Plymouth Man Accused Of Care Home Abuse

A nurse accused of ‘malicious abuse and violence’ towards Plymouth care home residents was yesterday told he will remain banned from the profession pending a full hearing.

Michael Callaghan was suspended in November for reasons of public safety while the allegations are fully investigated.

He is said to have been violent and abusive to vulnerable and mentally ill residents of the Drake Nursing Home, Stoke, over a period of nine months.

The Nursing and Midwifery Council heard that Callaghan, who protests his innocence, resigned from the home two years ago after four staff members complained about his actions.

Clare Strickland, for the NMC, told yesterday’s review hearing: “This is an allegation of sustained and malicious abuse involving vulnerable residents.

“This included violence and threats of extreme violence, and the withholding of medication when he recorded it had been given to the resident. The order does remain necessary, these are extremely serious allegations supported by evidence.”

Callaghan, who represented himself at the hearing, told the panel it caused him ‘a great deal of stress and anguish’ to be banned.

“I am afforded less rights than a burglar, arsonist or a rapist,” he said. “My innocence has not been allowed to be proven, and it will be some 26 months after the first allegations were made, and evidence has never been submitted.”

He said he resigned from the Drake Nursing Home rather than face a disciplinary hearing because he saw no way out.

“I knew from experience even if I was cleared I would never be allowed back,” he said.

“I thought it was best for me to resign from the home and continue with my own activities and never go into nursing again.”

After he resigned, Callaghan was placed on the register for the Protection of Vulnerable Adults (Pova), which effectively stopped him from getting a nursing job.

Pova removed his name from the list in September 2007 saying there was insufficient evidence to say he was a risk.

But two months later, the NMC decided he should be suspended from nursing due to the seriousness of the allegations.

The NMC panel decided the suspension should continue, but said he was due to face a full misconduct hearing in June.

Panel chair Jane Jeffs told Callaghan: “These are very serious allegations of abuse over a period of nine months.

“The allegations, although denied by the registrant, are made by four witnesses including a nurse.

“The matters alleged, if proved, would put the public at risk.”

Callaghan, who says he is now retired and completing a PhD at Exeter University, will remain banned until a hearing next month.
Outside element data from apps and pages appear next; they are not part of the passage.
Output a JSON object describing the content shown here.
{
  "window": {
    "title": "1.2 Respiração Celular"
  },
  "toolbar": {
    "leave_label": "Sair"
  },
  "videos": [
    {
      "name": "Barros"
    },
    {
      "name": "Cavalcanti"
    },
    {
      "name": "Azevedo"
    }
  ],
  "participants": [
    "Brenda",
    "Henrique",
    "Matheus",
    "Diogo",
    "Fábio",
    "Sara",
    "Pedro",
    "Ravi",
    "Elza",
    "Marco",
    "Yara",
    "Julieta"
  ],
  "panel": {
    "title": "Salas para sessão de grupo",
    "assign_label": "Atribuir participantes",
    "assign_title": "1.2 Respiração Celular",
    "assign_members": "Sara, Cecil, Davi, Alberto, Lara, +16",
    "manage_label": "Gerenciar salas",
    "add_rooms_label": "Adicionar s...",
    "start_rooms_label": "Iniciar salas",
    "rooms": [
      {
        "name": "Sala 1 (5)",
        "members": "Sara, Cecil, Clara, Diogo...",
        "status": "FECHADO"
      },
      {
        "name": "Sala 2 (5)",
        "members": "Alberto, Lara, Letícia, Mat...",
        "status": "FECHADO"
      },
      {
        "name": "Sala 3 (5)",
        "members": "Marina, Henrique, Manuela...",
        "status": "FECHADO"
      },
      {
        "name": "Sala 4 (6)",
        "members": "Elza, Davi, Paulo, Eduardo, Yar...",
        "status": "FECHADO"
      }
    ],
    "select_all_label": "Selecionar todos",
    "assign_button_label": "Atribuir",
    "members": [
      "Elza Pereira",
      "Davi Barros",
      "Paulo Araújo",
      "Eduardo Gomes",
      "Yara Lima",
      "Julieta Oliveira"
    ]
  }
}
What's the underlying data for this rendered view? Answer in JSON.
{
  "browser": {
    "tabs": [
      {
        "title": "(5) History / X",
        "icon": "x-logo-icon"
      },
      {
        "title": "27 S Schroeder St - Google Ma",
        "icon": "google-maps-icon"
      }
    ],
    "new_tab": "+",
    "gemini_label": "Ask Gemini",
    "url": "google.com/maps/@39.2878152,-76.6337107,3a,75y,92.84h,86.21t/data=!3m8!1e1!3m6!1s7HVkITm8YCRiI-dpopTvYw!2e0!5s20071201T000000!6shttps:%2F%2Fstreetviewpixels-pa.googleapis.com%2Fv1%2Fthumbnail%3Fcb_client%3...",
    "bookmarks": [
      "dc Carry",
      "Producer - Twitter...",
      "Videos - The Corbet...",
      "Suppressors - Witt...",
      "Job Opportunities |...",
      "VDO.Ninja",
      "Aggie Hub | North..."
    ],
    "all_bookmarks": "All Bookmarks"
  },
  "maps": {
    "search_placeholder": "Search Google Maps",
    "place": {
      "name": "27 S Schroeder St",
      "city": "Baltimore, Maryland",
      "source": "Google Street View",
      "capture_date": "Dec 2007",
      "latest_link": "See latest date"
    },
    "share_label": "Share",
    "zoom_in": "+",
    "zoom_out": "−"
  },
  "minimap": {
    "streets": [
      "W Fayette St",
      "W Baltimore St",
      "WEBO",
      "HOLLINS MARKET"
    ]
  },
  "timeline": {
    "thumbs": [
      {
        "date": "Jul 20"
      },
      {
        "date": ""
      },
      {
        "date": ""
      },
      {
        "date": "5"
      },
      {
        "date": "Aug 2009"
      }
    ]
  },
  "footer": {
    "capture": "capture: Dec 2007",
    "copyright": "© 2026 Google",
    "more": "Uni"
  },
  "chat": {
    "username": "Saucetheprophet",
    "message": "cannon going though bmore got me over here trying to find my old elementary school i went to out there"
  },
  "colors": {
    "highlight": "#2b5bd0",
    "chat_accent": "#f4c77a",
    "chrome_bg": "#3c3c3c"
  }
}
The panel will then hear evidence and decide if he is guilty of the charges, and if to strike him off the nursing register.